From The Prospect:
Since 1947, Americans at all points on the economic spectrum had become a little better off with each passing year. The economy’s rising tide, as President John F. Kennedy had famously said, was lifting all boats. Productivity had risen by 97 percent in the preceding quarter-century, and median wages had risen by 95 percent. As economist John Kenneth Galbraith noted in The Affluent Society, this newly middle-class nation had become more egalitarian. The poorest fifth had seen their incomes increase by 42 percent since the end of the war, while the wealthiest fifth had seen their incomes rise by just 8 percent. Economists have dubbed the period the “Great Compression.”
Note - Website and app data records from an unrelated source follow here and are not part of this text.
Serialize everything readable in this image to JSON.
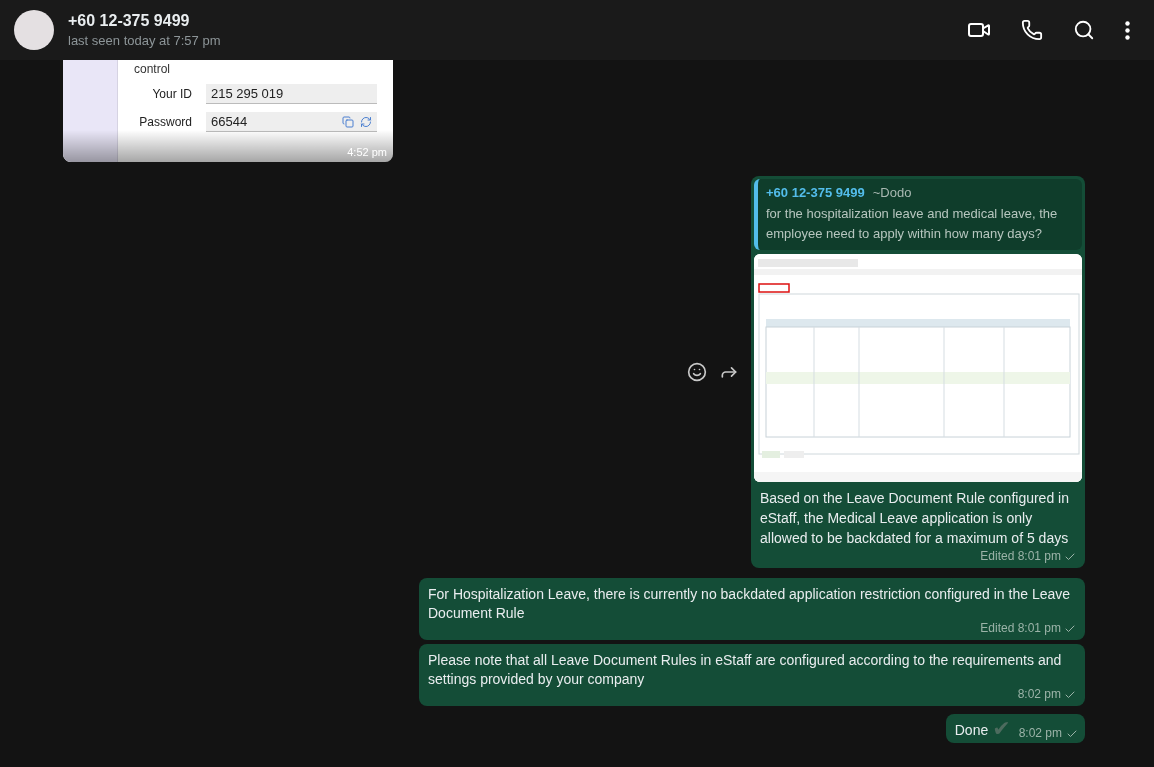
{
  "header": {
    "title": "+60 12-375 9499",
    "subtitle": "last seen today at 7:57 pm"
  },
  "messages": [
    {
      "kind": "form-image",
      "form": {
        "heading": "control",
        "fields": [
          {
            "label": "Your ID",
            "value": "215 295 019",
            "kind": "text"
          },
          {
            "label": "Password",
            "value": "66544",
            "kind": "password"
          }
        ]
      },
      "meta": "4:52 pm"
    },
    {
      "kind": "quote-image",
      "quote": {
        "author": "+60 12-375 9499",
        "name": "~Dodo",
        "text": "for the hospitalization leave and medical leave, the employee need to apply within how many days?"
      },
      "text": "Based on the Leave Document Rule configured in eStaff, the Medical Leave application is only allowed to be backdated for a maximum of 5 days",
      "meta": "Edited 8:01 pm",
      "sent": true
    },
    {
      "kind": "text",
      "text": "For Hospitalization Leave, there is currently no backdated application restriction configured in the Leave Document Rule",
      "meta": "Edited 8:01 pm",
      "sent": true
    },
    {
      "kind": "text",
      "text": "Please note that all Leave Document Rules in eStaff are configured according to the requirements and settings provided by your company",
      "meta": "8:02 pm",
      "sent": true
    },
    {
      "kind": "short",
      "text": "Done",
      "emoji": "✔",
      "meta": "8:02 pm",
      "sent": true
    }
  ]
}
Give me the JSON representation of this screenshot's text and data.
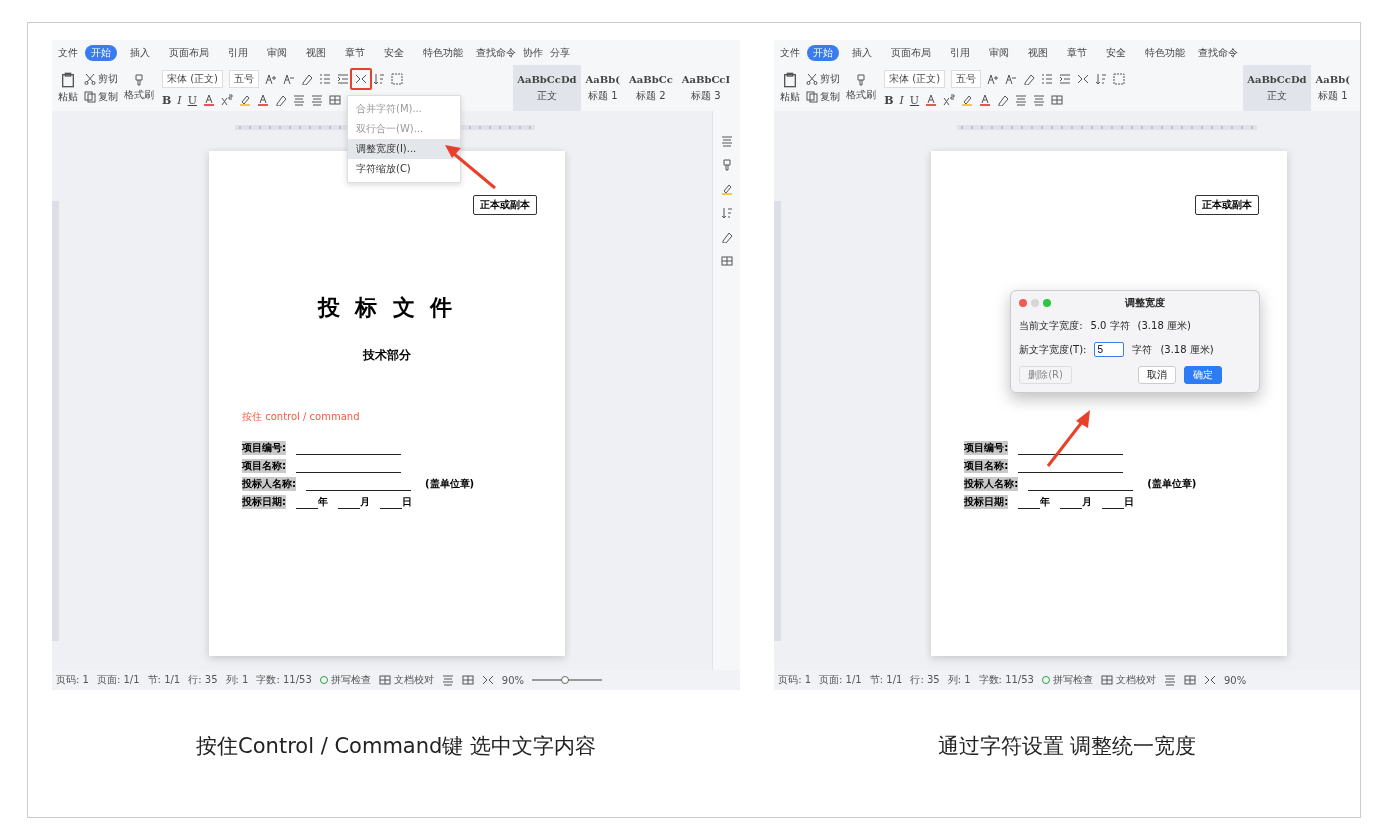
{
  "panels": [
    {
      "menu": {
        "file": "文件",
        "tabs": [
          {
            "label": "开始",
            "selected": true
          },
          {
            "label": "插入",
            "selected": false
          },
          {
            "label": "页面布局",
            "selected": false
          },
          {
            "label": "引用",
            "selected": false
          },
          {
            "label": "审阅",
            "selected": false
          },
          {
            "label": "视图",
            "selected": false
          },
          {
            "label": "章节",
            "selected": false
          },
          {
            "label": "安全",
            "selected": false
          },
          {
            "label": "特色功能",
            "selected": false
          }
        ],
        "extras": [
          "查找命令",
          "协作",
          "分享"
        ]
      },
      "toolbar": {
        "clipboard": [
          "粘贴",
          "剪切",
          "复制",
          "格式刷"
        ],
        "font_name": "宋体 (正文)",
        "font_size": "五号",
        "format": [
          "B",
          "I",
          "U"
        ],
        "highlighted_tool": true,
        "styles": [
          {
            "preview": "AaBbCcDd",
            "label": "正文",
            "selected": true
          },
          {
            "preview": "AaBb(",
            "label": "标题 1",
            "selected": false
          },
          {
            "preview": "AaBbCc",
            "label": "标题 2",
            "selected": false
          },
          {
            "preview": "AaBbCcI",
            "label": "标题 3",
            "selected": false
          }
        ]
      },
      "side_toolbar": true,
      "document": {
        "badge": "正本或副本",
        "title": "投 标 文 件",
        "subtitle": "技术部分",
        "note": "按住 control / command",
        "fields": [
          {
            "label": "项目编号:",
            "highlighted": true,
            "kind": "line"
          },
          {
            "label": "项目名称:",
            "highlighted": true,
            "kind": "line"
          },
          {
            "label": "投标人名称:",
            "highlighted": true,
            "kind": "line",
            "suffix": "(盖单位章)"
          },
          {
            "label": "投标日期:",
            "highlighted": true,
            "kind": "date",
            "parts": [
              "年",
              "月",
              "日"
            ]
          }
        ]
      },
      "status_bar": {
        "items": [
          "页码: 1",
          "页面: 1/1",
          "节: 1/1",
          "行: 35",
          "列: 1",
          "字数: 11/53"
        ],
        "spell_check": "拼写检查",
        "proofread": "文档校对",
        "zoom": "90%",
        "zoom_slider": {
          "level": 0.45
        }
      },
      "dropdown": {
        "items": [
          {
            "label": "合并字符(M)...",
            "disabled": true,
            "selected": false
          },
          {
            "label": "双行合一(W)...",
            "disabled": true,
            "selected": false
          },
          {
            "label": "调整宽度(I)...",
            "disabled": false,
            "selected": true
          },
          {
            "label": "字符缩放(C)",
            "disabled": false,
            "selected": false
          }
        ]
      },
      "caption": "按住Control / Command键 选中文字内容"
    },
    {
      "menu": {
        "file": "文件",
        "tabs": [
          {
            "label": "开始",
            "selected": true
          },
          {
            "label": "插入",
            "selected": false
          },
          {
            "label": "页面布局",
            "selected": false
          },
          {
            "label": "引用",
            "selected": false
          },
          {
            "label": "审阅",
            "selected": false
          },
          {
            "label": "视图",
            "selected": false
          },
          {
            "label": "章节",
            "selected": false
          },
          {
            "label": "安全",
            "selected": false
          },
          {
            "label": "特色功能",
            "selected": false
          }
        ],
        "extras": [
          "查找命令"
        ]
      },
      "toolbar": {
        "clipboard": [
          "粘贴",
          "剪切",
          "复制",
          "格式刷"
        ],
        "font_name": "宋体 (正文)",
        "font_size": "五号",
        "format": [
          "B",
          "I",
          "U"
        ],
        "styles": [
          {
            "preview": "AaBbCcDd",
            "label": "正文",
            "selected": true
          },
          {
            "preview": "AaBb(",
            "label": "标题 1",
            "selected": false
          }
        ]
      },
      "document": {
        "badge": "正本或副本",
        "fields": [
          {
            "label": "项目编号:",
            "highlighted": true,
            "kind": "line"
          },
          {
            "label": "项目名称:",
            "highlighted": true,
            "kind": "line"
          },
          {
            "label": "投标人名称:",
            "highlighted": true,
            "kind": "line",
            "suffix": "(盖单位章)"
          },
          {
            "label": "投标日期:",
            "highlighted": true,
            "kind": "date",
            "parts": [
              "年",
              "月",
              "日"
            ]
          }
        ]
      },
      "status_bar": {
        "items": [
          "页码: 1",
          "页面: 1/1",
          "节: 1/1",
          "行: 35",
          "列: 1",
          "字数: 11/53"
        ],
        "spell_check": "拼写检查",
        "proofread": "文档校对",
        "zoom": "90%"
      },
      "dialog": {
        "title": "调整宽度",
        "current_label": "当前文字宽度:",
        "current_value": "5.0 字符",
        "current_cm": "(3.18 厘米)",
        "new_label": "新文字宽度(T):",
        "new_value": "5",
        "unit": "字符",
        "new_cm": "(3.18 厘米)",
        "buttons": [
          {
            "label": "删除(R)",
            "kind": "disabled"
          },
          {
            "label": "取消",
            "kind": "normal"
          },
          {
            "label": "确定",
            "kind": "primary"
          }
        ]
      },
      "caption": "通过字符设置 调整统一宽度"
    }
  ]
}
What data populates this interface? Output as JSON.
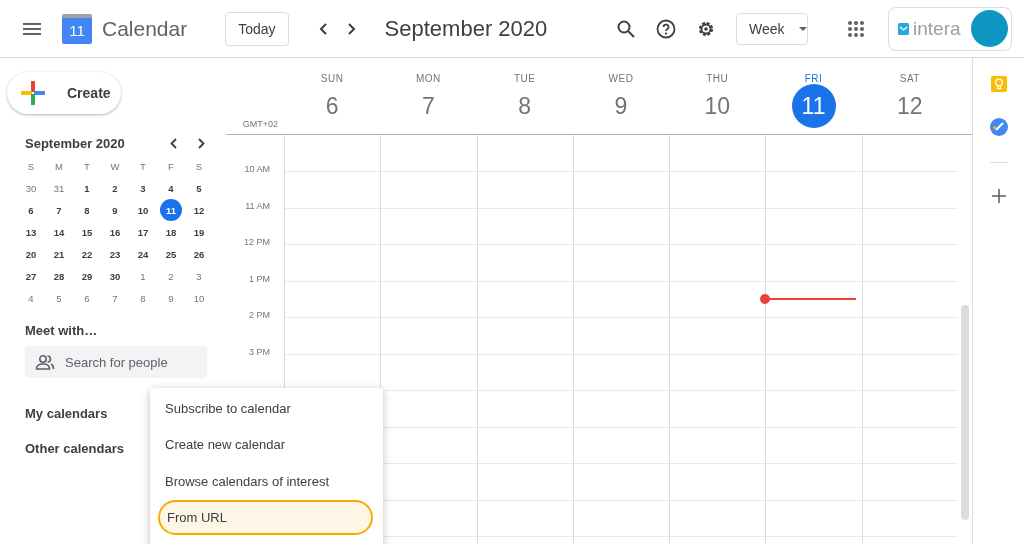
{
  "header": {
    "logo_day": "11",
    "app_name": "Calendar",
    "today_button": "Today",
    "period_title": "September 2020",
    "view_selector": "Week",
    "account_logo": "intera"
  },
  "sidebar": {
    "create_button": "Create",
    "mini_calendar": {
      "title": "September 2020",
      "weekdays": [
        "S",
        "M",
        "T",
        "W",
        "T",
        "F",
        "S"
      ],
      "weeks": [
        [
          {
            "day": "30",
            "in_month": false,
            "selected": false
          },
          {
            "day": "31",
            "in_month": false,
            "selected": false
          },
          {
            "day": "1",
            "in_month": true,
            "selected": false
          },
          {
            "day": "2",
            "in_month": true,
            "selected": false
          },
          {
            "day": "3",
            "in_month": true,
            "selected": false
          },
          {
            "day": "4",
            "in_month": true,
            "selected": false
          },
          {
            "day": "5",
            "in_month": true,
            "selected": false
          }
        ],
        [
          {
            "day": "6",
            "in_month": true,
            "selected": false
          },
          {
            "day": "7",
            "in_month": true,
            "selected": false
          },
          {
            "day": "8",
            "in_month": true,
            "selected": false
          },
          {
            "day": "9",
            "in_month": true,
            "selected": false
          },
          {
            "day": "10",
            "in_month": true,
            "selected": false
          },
          {
            "day": "11",
            "in_month": true,
            "selected": true
          },
          {
            "day": "12",
            "in_month": true,
            "selected": false
          }
        ],
        [
          {
            "day": "13",
            "in_month": true,
            "selected": false
          },
          {
            "day": "14",
            "in_month": true,
            "selected": false
          },
          {
            "day": "15",
            "in_month": true,
            "selected": false
          },
          {
            "day": "16",
            "in_month": true,
            "selected": false
          },
          {
            "day": "17",
            "in_month": true,
            "selected": false
          },
          {
            "day": "18",
            "in_month": true,
            "selected": false
          },
          {
            "day": "19",
            "in_month": true,
            "selected": false
          }
        ],
        [
          {
            "day": "20",
            "in_month": true,
            "selected": false
          },
          {
            "day": "21",
            "in_month": true,
            "selected": false
          },
          {
            "day": "22",
            "in_month": true,
            "selected": false
          },
          {
            "day": "23",
            "in_month": true,
            "selected": false
          },
          {
            "day": "24",
            "in_month": true,
            "selected": false
          },
          {
            "day": "25",
            "in_month": true,
            "selected": false
          },
          {
            "day": "26",
            "in_month": true,
            "selected": false
          }
        ],
        [
          {
            "day": "27",
            "in_month": true,
            "selected": false
          },
          {
            "day": "28",
            "in_month": true,
            "selected": false
          },
          {
            "day": "29",
            "in_month": true,
            "selected": false
          },
          {
            "day": "30",
            "in_month": true,
            "selected": false
          },
          {
            "day": "1",
            "in_month": false,
            "selected": false
          },
          {
            "day": "2",
            "in_month": false,
            "selected": false
          },
          {
            "day": "3",
            "in_month": false,
            "selected": false
          }
        ],
        [
          {
            "day": "4",
            "in_month": false,
            "selected": false
          },
          {
            "day": "5",
            "in_month": false,
            "selected": false
          },
          {
            "day": "6",
            "in_month": false,
            "selected": false
          },
          {
            "day": "7",
            "in_month": false,
            "selected": false
          },
          {
            "day": "8",
            "in_month": false,
            "selected": false
          },
          {
            "day": "9",
            "in_month": false,
            "selected": false
          },
          {
            "day": "10",
            "in_month": false,
            "selected": false
          }
        ]
      ]
    },
    "meet_with": {
      "heading": "Meet with…",
      "placeholder": "Search for people"
    },
    "sections": [
      "My calendars",
      "Other calendars"
    ]
  },
  "week_view": {
    "timezone": "GMT+02",
    "days": [
      {
        "weekday": "SUN",
        "date": "6",
        "selected": false,
        "current_time": false
      },
      {
        "weekday": "MON",
        "date": "7",
        "selected": false,
        "current_time": false
      },
      {
        "weekday": "TUE",
        "date": "8",
        "selected": false,
        "current_time": false
      },
      {
        "weekday": "WED",
        "date": "9",
        "selected": false,
        "current_time": false
      },
      {
        "weekday": "THU",
        "date": "10",
        "selected": false,
        "current_time": false
      },
      {
        "weekday": "FRI",
        "date": "11",
        "selected": true,
        "current_time": true
      },
      {
        "weekday": "SAT",
        "date": "12",
        "selected": false,
        "current_time": false
      }
    ],
    "hours": [
      "10 AM",
      "11 AM",
      "12 PM",
      "1 PM",
      "2 PM",
      "3 PM"
    ]
  },
  "menu": {
    "items": [
      {
        "label": "Subscribe to calendar",
        "highlighted": false
      },
      {
        "label": "Create new calendar",
        "highlighted": false
      },
      {
        "label": "Browse calendars of interest",
        "highlighted": false
      },
      {
        "label": "From URL",
        "highlighted": true
      }
    ]
  }
}
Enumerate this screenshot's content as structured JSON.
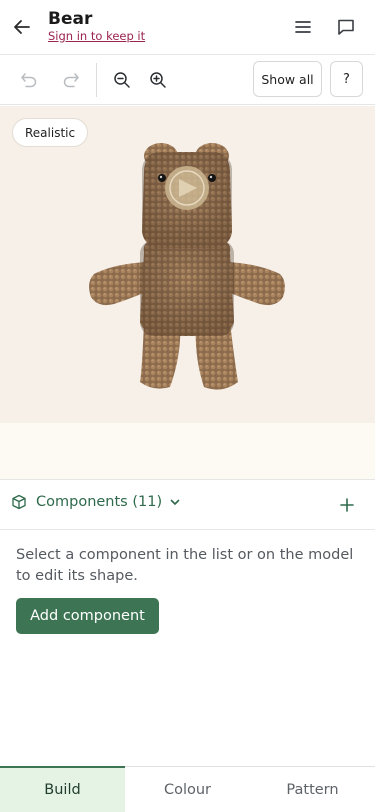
{
  "header": {
    "title": "Bear",
    "signin_link": "Sign in to keep it",
    "icons": {
      "back": "arrow-left-icon",
      "menu": "hamburger-menu-icon",
      "comments": "chat-bubble-icon"
    }
  },
  "toolbar": {
    "icons": {
      "undo": "undo-icon",
      "redo": "redo-icon",
      "zoom_out": "zoom-out-icon",
      "zoom_in": "zoom-in-icon"
    },
    "undo_enabled": false,
    "redo_enabled": false,
    "show_all_label": "Show all",
    "help_label": "?"
  },
  "viewport": {
    "render_mode": "Realistic",
    "background_color": "#f6f0e8",
    "model_color": "#8a6a4c"
  },
  "components": {
    "label": "Components (11)",
    "icons": {
      "cube": "cube-icon",
      "expand": "chevron-down-icon",
      "add": "plus-icon"
    },
    "helper_text": "Select a component in the list or on the model to edit its shape.",
    "add_button_label": "Add component"
  },
  "tabs": [
    {
      "label": "Build",
      "active": true
    },
    {
      "label": "Colour",
      "active": false
    },
    {
      "label": "Pattern",
      "active": false
    }
  ],
  "colors": {
    "accent_green": "#3d7554",
    "link_magenta": "#9b2350"
  }
}
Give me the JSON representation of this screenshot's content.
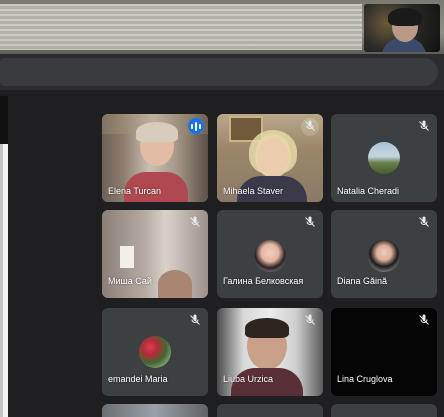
{
  "participants": [
    {
      "name": "Elena Turcan",
      "muted": false,
      "speaking": true,
      "video": true
    },
    {
      "name": "Mihaela Staver",
      "muted": true,
      "speaking": false,
      "video": true
    },
    {
      "name": "Natalia Cheradi",
      "muted": true,
      "speaking": false,
      "video": false,
      "avatar": "landscape-photo"
    },
    {
      "name": "Миша Сай",
      "muted": true,
      "speaking": false,
      "video": true
    },
    {
      "name": "Галина Белковская",
      "muted": true,
      "speaking": false,
      "video": false,
      "avatar": "portrait-photo"
    },
    {
      "name": "Diana Găină",
      "muted": true,
      "speaking": false,
      "video": false,
      "avatar": "portrait-photo"
    },
    {
      "name": "emandei Maria",
      "muted": true,
      "speaking": false,
      "video": false,
      "avatar": "berries-photo"
    },
    {
      "name": "Liuba Urzica",
      "muted": true,
      "speaking": false,
      "video": true
    },
    {
      "name": "Lina Cruglova",
      "muted": true,
      "speaking": false,
      "video": true
    }
  ],
  "colors": {
    "tile_background": "#3c4043",
    "page_background": "#1f1f22",
    "speaking_outline": "#8ab4f8",
    "active_mic": "#1a73e8"
  }
}
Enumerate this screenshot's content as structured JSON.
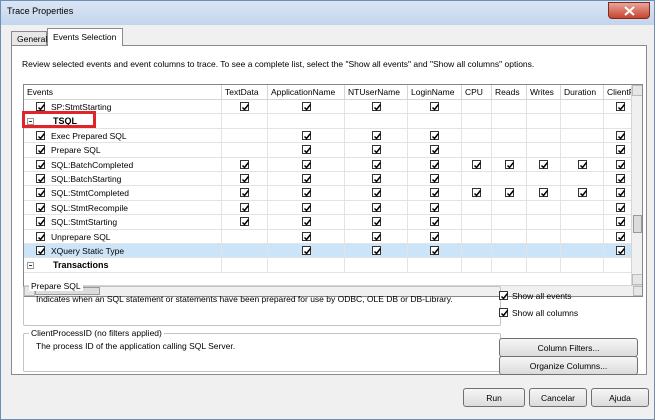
{
  "window": {
    "title": "Trace Properties"
  },
  "tabs": [
    {
      "label": "General"
    },
    {
      "label": "Events Selection"
    }
  ],
  "description": "Review selected events and event columns to trace. To see a complete list, select the \"Show all events\" and \"Show all columns\" options.",
  "grid": {
    "columns": [
      "Events",
      "TextData",
      "ApplicationName",
      "NTUserName",
      "LoginName",
      "CPU",
      "Reads",
      "Writes",
      "Duration",
      "ClientProc"
    ],
    "rows": [
      {
        "label": "SP:StmtStarting",
        "type": "event",
        "checked": true,
        "cols": [
          1,
          1,
          1,
          1,
          0,
          0,
          0,
          0,
          1
        ]
      },
      {
        "label": "TSQL",
        "type": "category",
        "checked": false,
        "cols": [
          0,
          0,
          0,
          0,
          0,
          0,
          0,
          0,
          0
        ]
      },
      {
        "label": "Exec Prepared SQL",
        "type": "event",
        "checked": true,
        "cols": [
          0,
          1,
          1,
          1,
          0,
          0,
          0,
          0,
          1
        ]
      },
      {
        "label": "Prepare SQL",
        "type": "event",
        "checked": true,
        "cols": [
          0,
          1,
          1,
          1,
          0,
          0,
          0,
          0,
          1
        ]
      },
      {
        "label": "SQL:BatchCompleted",
        "type": "event",
        "checked": true,
        "cols": [
          1,
          1,
          1,
          1,
          1,
          1,
          1,
          1,
          1
        ]
      },
      {
        "label": "SQL:BatchStarting",
        "type": "event",
        "checked": true,
        "cols": [
          1,
          1,
          1,
          1,
          0,
          0,
          0,
          0,
          1
        ]
      },
      {
        "label": "SQL:StmtCompleted",
        "type": "event",
        "checked": true,
        "cols": [
          1,
          1,
          1,
          1,
          1,
          1,
          1,
          1,
          1
        ]
      },
      {
        "label": "SQL:StmtRecompile",
        "type": "event",
        "checked": true,
        "cols": [
          1,
          1,
          1,
          1,
          0,
          0,
          0,
          0,
          1
        ]
      },
      {
        "label": "SQL:StmtStarting",
        "type": "event",
        "checked": true,
        "cols": [
          1,
          1,
          1,
          1,
          0,
          0,
          0,
          0,
          1
        ]
      },
      {
        "label": "Unprepare SQL",
        "type": "event",
        "checked": true,
        "cols": [
          0,
          1,
          1,
          1,
          0,
          0,
          0,
          0,
          1
        ]
      },
      {
        "label": "XQuery Static Type",
        "type": "event",
        "checked": true,
        "cols": [
          0,
          1,
          1,
          1,
          0,
          0,
          0,
          0,
          1
        ],
        "selected": true
      },
      {
        "label": "Transactions",
        "type": "category",
        "checked": false,
        "cols": [
          0,
          0,
          0,
          0,
          0,
          0,
          0,
          0,
          0
        ]
      }
    ]
  },
  "prepare_sql_group": {
    "title": "Prepare SQL",
    "text": "Indicates when an SQL statement or statements have been prepared for use by ODBC, OLE DB or DB-Library."
  },
  "client_group": {
    "title": "ClientProcessID (no filters applied)",
    "text": "The process ID of the application calling SQL Server."
  },
  "options": {
    "show_all_events": "Show all events",
    "show_all_columns": "Show all columns"
  },
  "buttons": {
    "column_filters": "Column Filters...",
    "organize_columns": "Organize Columns...",
    "run": "Run",
    "cancel": "Cancelar",
    "help": "Ajuda"
  }
}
This egalitarianism, of course, was severely circumscribed. African Americans had only recently won civil equality, and economic equality remained a distant dream. Women entered the workforce in record numbers during the early 1970s to find a profoundly discriminatory labor market. A new generation of workers rebelled at the regimentation of factory life, staging strikes across the Midwest to slow down and humanize the assembly line. But no one could deny that Americans in 1974 lived lives of greater comfort and security than they had a quarter-century earlier. During that time, median family income more than doubled.
Then, it all stopped.